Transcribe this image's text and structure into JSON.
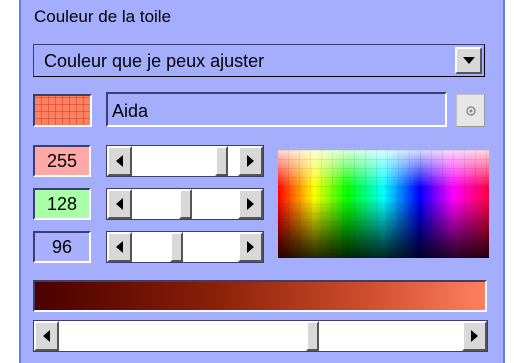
{
  "title": "Couleur de la toile",
  "color_mode_select": {
    "selected": "Couleur que je peux ajuster"
  },
  "color_name": "Aida",
  "rgb": {
    "red": {
      "value": "255",
      "bg": "#ffa8a8"
    },
    "green": {
      "value": "128",
      "bg": "#a8ffa8"
    },
    "blue": {
      "value": "96",
      "bg": "#a8b0ff"
    }
  },
  "swatch_color": "#ff8060",
  "icons": {
    "dropdown": "chevron-down-icon",
    "picker": "eyedropper-icon",
    "scroll_left": "arrow-left-icon",
    "scroll_right": "arrow-right-icon"
  }
}
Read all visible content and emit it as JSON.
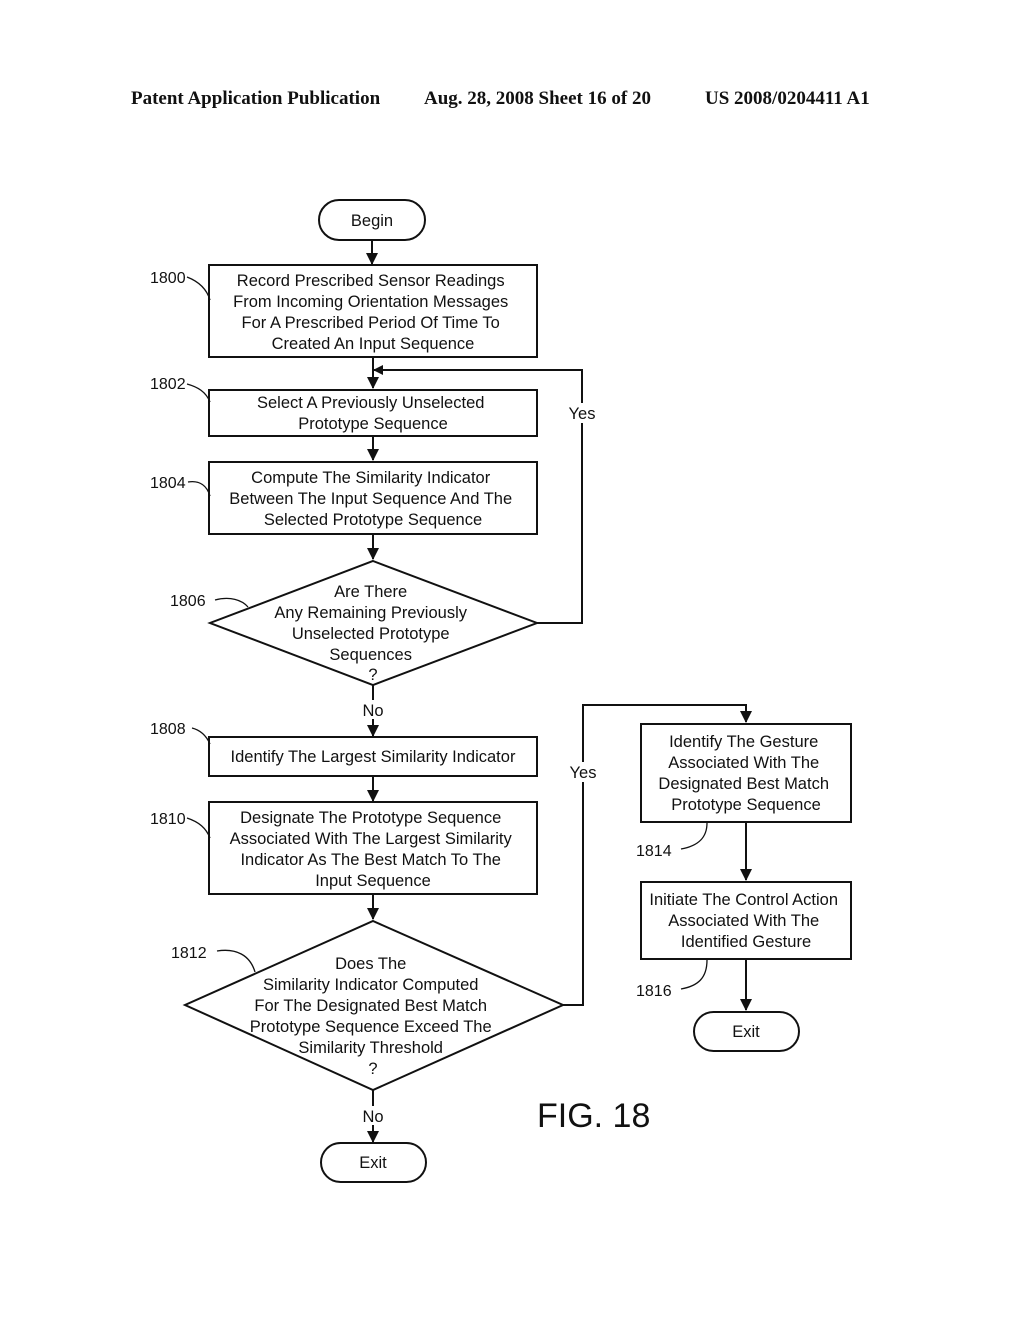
{
  "header": {
    "publication": "Patent Application Publication",
    "date_sheet": "Aug. 28, 2008  Sheet 16 of 20",
    "number": "US 2008/0204411 A1"
  },
  "figure_label": "FIG. 18",
  "terminals": {
    "begin": "Begin",
    "exit_main": "Exit",
    "exit_right": "Exit"
  },
  "steps": [
    {
      "ref": "1800",
      "lines": [
        "Record Prescribed Sensor Readings",
        "From Incoming Orientation Messages",
        "For A Prescribed Period Of Time To",
        "Created An Input Sequence"
      ]
    },
    {
      "ref": "1802",
      "lines": [
        "Select A Previously Unselected",
        "Prototype Sequence"
      ]
    },
    {
      "ref": "1804",
      "lines": [
        "Compute The Similarity Indicator",
        "Between The Input Sequence And The",
        "Selected Prototype Sequence"
      ]
    },
    {
      "ref": "1806",
      "lines": [
        "Are There",
        "Any Remaining Previously",
        "Unselected Prototype",
        "Sequences",
        "?"
      ]
    },
    {
      "ref": "1808",
      "lines": [
        "Identify The Largest Similarity Indicator"
      ]
    },
    {
      "ref": "1810",
      "lines": [
        "Designate The Prototype Sequence",
        "Associated With The Largest Similarity",
        "Indicator As The Best Match To The",
        "Input Sequence"
      ]
    },
    {
      "ref": "1812",
      "lines": [
        "Does The",
        "Similarity Indicator Computed",
        "For The Designated Best Match",
        "Prototype Sequence Exceed The",
        "Similarity Threshold",
        "?"
      ]
    },
    {
      "ref": "1814",
      "lines": [
        "Identify The Gesture",
        "Associated With The",
        "Designated Best Match",
        "Prototype Sequence"
      ]
    },
    {
      "ref": "1816",
      "lines": [
        "Initiate The Control Action",
        "Associated With The",
        "Identified Gesture"
      ]
    }
  ],
  "edge_labels": {
    "d1806_yes": "Yes",
    "d1806_no": "No",
    "d1812_yes": "Yes",
    "d1812_no": "No"
  }
}
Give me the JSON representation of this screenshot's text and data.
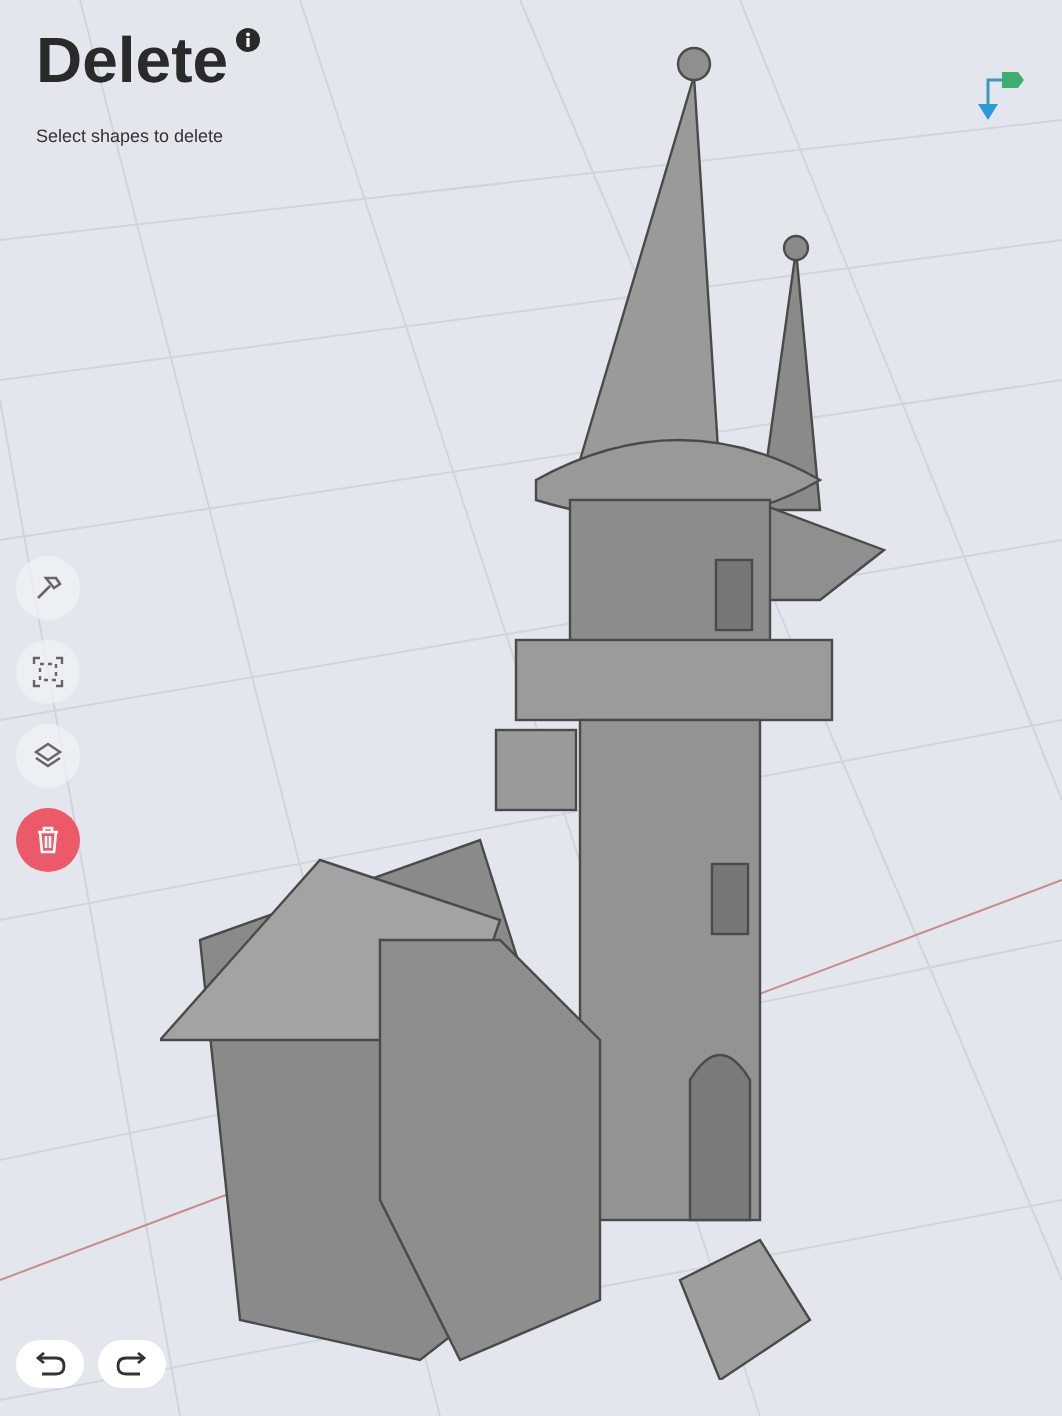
{
  "header": {
    "title": "Delete",
    "subtitle": "Select shapes to delete"
  },
  "tools": [
    {
      "kind": "hammer",
      "selected": false
    },
    {
      "kind": "transform",
      "selected": false
    },
    {
      "kind": "layers",
      "selected": false
    },
    {
      "kind": "delete",
      "selected": true
    }
  ],
  "history": [
    {
      "kind": "undo"
    },
    {
      "kind": "redo"
    }
  ]
}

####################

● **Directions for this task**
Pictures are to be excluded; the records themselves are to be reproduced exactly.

● **Answer box**
Transcribe this image's text and structure into JSON.
{
  "title": "Couleur de la toile",
  "color_mode_select": {
    "selected": "Couleur que je peux ajuster"
  },
  "color_name": "Aida",
  "rgb": {
    "red": {
      "value": "255",
      "bg": "#ffa8a8"
    },
    "green": {
      "value": "128",
      "bg": "#a8ffa8"
    },
    "blue": {
      "value": "96",
      "bg": "#a8b0ff"
    }
  },
  "swatch_color": "#ff8060",
  "icons": {
    "dropdown": "chevron-down-icon",
    "picker": "eyedropper-icon",
    "scroll_left": "arrow-left-icon",
    "scroll_right": "arrow-right-icon"
  }
}
Read all visible content and emit it as JSON.
{
  "header": {
    "publication": "Patent Application Publication",
    "date_sheet": "Aug. 28, 2008  Sheet 16 of 20",
    "number": "US 2008/0204411 A1"
  },
  "figure_label": "FIG. 18",
  "terminals": {
    "begin": "Begin",
    "exit_main": "Exit",
    "exit_right": "Exit"
  },
  "steps": [
    {
      "ref": "1800",
      "lines": [
        "Record Prescribed Sensor Readings",
        "From Incoming Orientation Messages",
        "For A Prescribed Period Of Time To",
        "Created An Input Sequence"
      ]
    },
    {
      "ref": "1802",
      "lines": [
        "Select A Previously Unselected",
        "Prototype Sequence"
      ]
    },
    {
      "ref": "1804",
      "lines": [
        "Compute The Similarity Indicator",
        "Between The Input Sequence And The",
        "Selected Prototype Sequence"
      ]
    },
    {
      "ref": "1806",
      "lines": [
        "Are There",
        "Any Remaining Previously",
        "Unselected Prototype",
        "Sequences",
        "?"
      ]
    },
    {
      "ref": "1808",
      "lines": [
        "Identify The Largest Similarity Indicator"
      ]
    },
    {
      "ref": "1810",
      "lines": [
        "Designate The Prototype Sequence",
        "Associated With The Largest Similarity",
        "Indicator As The Best Match To The",
        "Input Sequence"
      ]
    },
    {
      "ref": "1812",
      "lines": [
        "Does The",
        "Similarity Indicator Computed",
        "For The Designated Best Match",
        "Prototype Sequence Exceed The",
        "Similarity Threshold",
        "?"
      ]
    },
    {
      "ref": "1814",
      "lines": [
        "Identify The Gesture",
        "Associated With The",
        "Designated Best Match",
        "Prototype Sequence"
      ]
    },
    {
      "ref": "1816",
      "lines": [
        "Initiate The Control Action",
        "Associated With The",
        "Identified Gesture"
      ]
    }
  ],
  "edge_labels": {
    "d1806_yes": "Yes",
    "d1806_no": "No",
    "d1812_yes": "Yes",
    "d1812_no": "No"
  }
}
Give me the JSON representation of this screenshot's text and data.
{
  "header": {
    "title": "Delete",
    "subtitle": "Select shapes to delete"
  },
  "tools": [
    {
      "kind": "hammer",
      "selected": false
    },
    {
      "kind": "transform",
      "selected": false
    },
    {
      "kind": "layers",
      "selected": false
    },
    {
      "kind": "delete",
      "selected": true
    }
  ],
  "history": [
    {
      "kind": "undo"
    },
    {
      "kind": "redo"
    }
  ]
}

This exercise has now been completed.